Almost reaching the inner doors of the temple, the leader of the Shin-Otoko protectors comes to the rescue. Half-naked and with a white rope tied around his waist, he begins to walk over the “unlucky men” near this area. Once the leader of the Shin-Otoko’s protectors makes contact with the Shin-Otoko, the other protectors stretch out the white rope to be able to drag both inside the temple. The tension intensifies. Sometimes the leader, exhausted by the great force of the mass, which does not let the Shin-Otoko escape, is relieved by another protector.
After the huge efforts of the protectors, they manage to enter the Shin-Otoko inside the temple. Once attended by the protectors and the staff of the event, the Shin-Otoko greets the people from inside the sanctuary. And with this, the main event ends.
But the celebrations don’t end here.
Around 3:00 in the morning of the next day, there is another ceremony called Yonaoi-Shinji (夜儺追神事) known by very few. In this ceremony, the Shin-Otoko carries a Tsuchi-Mochi (土餅) tied to his back. And with the help of two priests he walks in circles several times around the sacred place. With this, all the people’s bad luck, collected by the Shin-Otoko, is transferred directly to the Tsuchi-Mochi. Finally, the Tsuchi-Mochi is buried in a secret place.
Hours after that, around 8:00, one last event is celebrated. In this event the Okagami Mochi will be cut and distributed among all the people attending that day (大鏡餅切り始 Okagami Mochi Kiri Hajime). It is said that if you eat a piece of that mochi you will not get sick in the summer of that same year. Every year a multitude of people stand in line to buy a piece of this mochi. Also on this day the Shin-Otoko will make an appearance to greet the people again. Many take the opportunity to take pictures with him or to pick up their children.
1.First of all, warm up well, since at this time in Inazawa it is winter cold.
2.It’s not necessary to bring food with you. As in all Matsuris (Japanese festivals), you will find a wide variety of food stalls. From tornado potatoes, skewers, okonomiyakis, chocolate bananas, castelas, etc.
3.Despite being a “little more civilized” ritual than in its origins, there is still very violent behavior among the participants. One part due to the effects of alcohol and another because of the heat of the moment. And it is not necessary to mention the multitude of people who attend this event every year. This sometimes can cause moments of danger and end with some tragedy like in the event of 2018 when a participant died. Take PRECAUTION, please!
From Nagoya station there are 2 train lines that lead to Inazawa, Meitetsu and JR Tokaido.
Take the Meitetsu train line to the Konomiya station. Go by the west exit, take the underground passage on the left to cross to the east side of the station. After climbing the stairs, walk 5 minutes to the northeast to the Owari Okunitama Shrine (Konomiya Jinja Shrine).

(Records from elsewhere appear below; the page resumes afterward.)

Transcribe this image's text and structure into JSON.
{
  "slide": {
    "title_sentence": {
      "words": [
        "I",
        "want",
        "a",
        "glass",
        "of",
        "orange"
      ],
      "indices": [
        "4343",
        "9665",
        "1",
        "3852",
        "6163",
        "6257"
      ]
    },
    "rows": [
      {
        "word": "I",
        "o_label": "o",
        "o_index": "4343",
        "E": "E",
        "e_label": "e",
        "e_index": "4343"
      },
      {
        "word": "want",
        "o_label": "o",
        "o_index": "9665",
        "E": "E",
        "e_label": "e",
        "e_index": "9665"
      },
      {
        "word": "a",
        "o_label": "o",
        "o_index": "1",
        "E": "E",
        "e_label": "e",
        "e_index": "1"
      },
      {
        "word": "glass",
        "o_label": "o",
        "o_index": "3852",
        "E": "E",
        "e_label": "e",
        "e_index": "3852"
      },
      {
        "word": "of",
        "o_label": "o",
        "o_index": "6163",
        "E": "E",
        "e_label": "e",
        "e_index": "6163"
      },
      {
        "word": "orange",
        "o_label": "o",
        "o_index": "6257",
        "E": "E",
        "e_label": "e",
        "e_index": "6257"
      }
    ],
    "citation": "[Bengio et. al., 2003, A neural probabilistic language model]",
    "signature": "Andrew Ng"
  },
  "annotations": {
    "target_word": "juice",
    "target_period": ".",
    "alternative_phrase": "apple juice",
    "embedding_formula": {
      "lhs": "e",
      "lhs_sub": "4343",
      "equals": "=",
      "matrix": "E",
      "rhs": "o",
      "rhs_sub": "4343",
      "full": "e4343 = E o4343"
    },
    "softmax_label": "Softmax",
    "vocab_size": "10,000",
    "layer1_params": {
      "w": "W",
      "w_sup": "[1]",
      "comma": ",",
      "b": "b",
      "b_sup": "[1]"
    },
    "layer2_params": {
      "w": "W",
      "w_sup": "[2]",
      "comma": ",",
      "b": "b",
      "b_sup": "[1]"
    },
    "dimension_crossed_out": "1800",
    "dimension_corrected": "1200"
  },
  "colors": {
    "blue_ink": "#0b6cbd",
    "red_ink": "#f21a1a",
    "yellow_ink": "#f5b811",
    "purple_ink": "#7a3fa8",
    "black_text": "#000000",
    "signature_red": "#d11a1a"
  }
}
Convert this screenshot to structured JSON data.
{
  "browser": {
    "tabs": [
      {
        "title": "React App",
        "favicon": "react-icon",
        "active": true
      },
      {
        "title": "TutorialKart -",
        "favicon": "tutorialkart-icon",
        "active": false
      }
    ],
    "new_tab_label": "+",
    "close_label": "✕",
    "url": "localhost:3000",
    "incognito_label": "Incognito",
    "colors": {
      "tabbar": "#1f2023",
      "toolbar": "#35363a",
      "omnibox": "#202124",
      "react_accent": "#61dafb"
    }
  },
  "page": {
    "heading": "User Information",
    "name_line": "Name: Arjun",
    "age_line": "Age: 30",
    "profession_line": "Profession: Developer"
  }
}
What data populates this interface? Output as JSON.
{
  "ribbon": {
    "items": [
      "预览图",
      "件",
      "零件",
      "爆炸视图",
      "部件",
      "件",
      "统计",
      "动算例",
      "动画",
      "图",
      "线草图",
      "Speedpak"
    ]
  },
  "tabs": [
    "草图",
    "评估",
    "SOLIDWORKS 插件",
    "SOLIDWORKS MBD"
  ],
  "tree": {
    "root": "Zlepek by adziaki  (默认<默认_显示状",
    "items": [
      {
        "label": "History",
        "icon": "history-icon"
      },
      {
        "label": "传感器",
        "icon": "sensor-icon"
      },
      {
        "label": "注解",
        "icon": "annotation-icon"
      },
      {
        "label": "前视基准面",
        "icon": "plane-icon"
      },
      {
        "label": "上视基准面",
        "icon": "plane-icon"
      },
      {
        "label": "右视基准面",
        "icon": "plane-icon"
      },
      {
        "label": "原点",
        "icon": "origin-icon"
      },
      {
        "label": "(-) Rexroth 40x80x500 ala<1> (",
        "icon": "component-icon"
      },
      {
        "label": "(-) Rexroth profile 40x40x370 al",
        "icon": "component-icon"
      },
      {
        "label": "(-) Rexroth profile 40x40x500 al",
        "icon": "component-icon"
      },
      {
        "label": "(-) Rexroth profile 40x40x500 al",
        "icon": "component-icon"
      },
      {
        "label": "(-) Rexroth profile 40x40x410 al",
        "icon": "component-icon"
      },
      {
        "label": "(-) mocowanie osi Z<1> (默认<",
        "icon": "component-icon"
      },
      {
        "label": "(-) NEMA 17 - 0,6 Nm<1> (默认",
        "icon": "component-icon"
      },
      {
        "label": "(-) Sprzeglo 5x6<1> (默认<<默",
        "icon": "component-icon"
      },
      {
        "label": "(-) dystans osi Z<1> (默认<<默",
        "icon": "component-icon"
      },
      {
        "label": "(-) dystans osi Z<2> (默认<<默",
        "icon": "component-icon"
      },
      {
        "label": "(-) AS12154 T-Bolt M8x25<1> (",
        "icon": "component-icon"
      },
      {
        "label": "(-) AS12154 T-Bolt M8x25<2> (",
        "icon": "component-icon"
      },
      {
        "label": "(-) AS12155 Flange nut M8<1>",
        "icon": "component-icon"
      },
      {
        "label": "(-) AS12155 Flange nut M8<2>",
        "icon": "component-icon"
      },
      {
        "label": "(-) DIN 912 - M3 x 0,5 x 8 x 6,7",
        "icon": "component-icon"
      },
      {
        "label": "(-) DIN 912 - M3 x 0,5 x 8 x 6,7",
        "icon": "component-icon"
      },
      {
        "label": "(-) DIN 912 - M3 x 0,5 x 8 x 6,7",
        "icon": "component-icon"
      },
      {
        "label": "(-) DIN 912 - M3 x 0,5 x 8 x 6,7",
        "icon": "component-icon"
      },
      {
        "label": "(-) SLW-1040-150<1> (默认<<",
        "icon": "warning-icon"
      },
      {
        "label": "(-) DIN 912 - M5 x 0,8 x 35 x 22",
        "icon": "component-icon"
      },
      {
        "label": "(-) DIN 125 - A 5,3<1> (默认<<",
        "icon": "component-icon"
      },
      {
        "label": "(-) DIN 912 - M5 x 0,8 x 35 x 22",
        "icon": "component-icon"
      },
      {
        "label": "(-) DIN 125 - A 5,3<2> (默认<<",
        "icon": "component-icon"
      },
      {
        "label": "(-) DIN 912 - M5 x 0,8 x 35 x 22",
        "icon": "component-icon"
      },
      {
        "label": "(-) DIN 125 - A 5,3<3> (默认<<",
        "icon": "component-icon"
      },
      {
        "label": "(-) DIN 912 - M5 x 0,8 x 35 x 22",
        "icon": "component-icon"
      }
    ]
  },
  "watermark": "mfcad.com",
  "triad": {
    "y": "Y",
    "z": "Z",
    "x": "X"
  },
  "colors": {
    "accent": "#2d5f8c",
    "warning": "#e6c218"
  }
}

JR Tokaido Line
Take JR Tokaido train line to Inazawa station. From there, 15 minutes by walk.
1-1-1 Konomiya, Inazawa City, Aichi Prefecture
(Owari Okunitama Shrine)
15:00 – 18:00